All three artists create intimate scale works and employ centrality in their compositions. The subject matter ranges from architecture, environments and signs to people and interiors, images captured on travels across America’s deep south, New Zealand’s North Island and Australia.

Eggleston and McKenna create colour snapshot-like images while Aberhart’s toned black and white silver gelatin contact prints engage with a stricter formality.

Eggleston originally trained as a painter and is known as a pioneer of colour photography. His dye transfer prints shook the photography world and launched a photographic style called the Democratic Camera, the idea that anything, no matter how inconsequential, is worthy of photographing and becoming the subject of art. As a young artist in the early 1980s, McKenna was struck by Eggleston’s images and their focus on the commonplace.

Highlights in the exhibition include Eggleston’s Untitled (Memphis) (1970), an iconic image from his early work featuring a tricycle that looms gigantically, dwarfing all around it and adopting the view of a child.

McKenna taps into child-like wonder too through his series of paintings of ‘big things’ such as the Big Pineapple, Big Orange or Big Penguin – a very Australian civic obsession.

Aberhart’s portrait of his daughter lying on a roof next to a ladder leading to the sky, Kamala, Lyttelton, September 1981 (1981), reflects on being a child and the swift passing of life.
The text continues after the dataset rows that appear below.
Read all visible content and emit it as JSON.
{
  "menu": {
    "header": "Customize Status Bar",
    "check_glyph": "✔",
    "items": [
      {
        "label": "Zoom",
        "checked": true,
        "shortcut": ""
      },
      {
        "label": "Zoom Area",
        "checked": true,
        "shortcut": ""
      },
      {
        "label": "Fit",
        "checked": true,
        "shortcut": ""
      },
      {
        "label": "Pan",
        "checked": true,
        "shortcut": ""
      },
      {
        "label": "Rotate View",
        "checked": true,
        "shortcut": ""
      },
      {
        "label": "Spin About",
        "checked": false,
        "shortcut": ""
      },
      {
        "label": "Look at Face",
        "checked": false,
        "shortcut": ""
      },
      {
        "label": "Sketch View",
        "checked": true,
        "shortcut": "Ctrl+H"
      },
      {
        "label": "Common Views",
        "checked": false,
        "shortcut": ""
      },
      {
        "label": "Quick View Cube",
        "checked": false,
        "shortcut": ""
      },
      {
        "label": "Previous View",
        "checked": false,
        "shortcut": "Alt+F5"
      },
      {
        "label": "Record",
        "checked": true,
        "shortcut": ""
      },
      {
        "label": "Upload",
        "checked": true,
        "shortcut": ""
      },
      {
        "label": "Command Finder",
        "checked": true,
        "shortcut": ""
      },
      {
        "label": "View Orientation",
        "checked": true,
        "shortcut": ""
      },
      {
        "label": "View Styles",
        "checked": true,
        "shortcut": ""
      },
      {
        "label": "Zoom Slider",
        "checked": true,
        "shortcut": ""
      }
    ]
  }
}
His gaze often falls on things in the process of disappearing, such as childhood or the built environment. McKenna first discovered Aberhart’s photographs in the early 1990s.

On the work of all three artists, MCA Curator Glenn Barkley said: ’They are akin to short stories where emotions and narratives are condensed into rich and provocative sensations. And while they do reflect the everyday world, they also make manifest the power of art to alert us to the wonder and poetry that is all around us.’

South of no North is presented in the Level 1 South Gallery.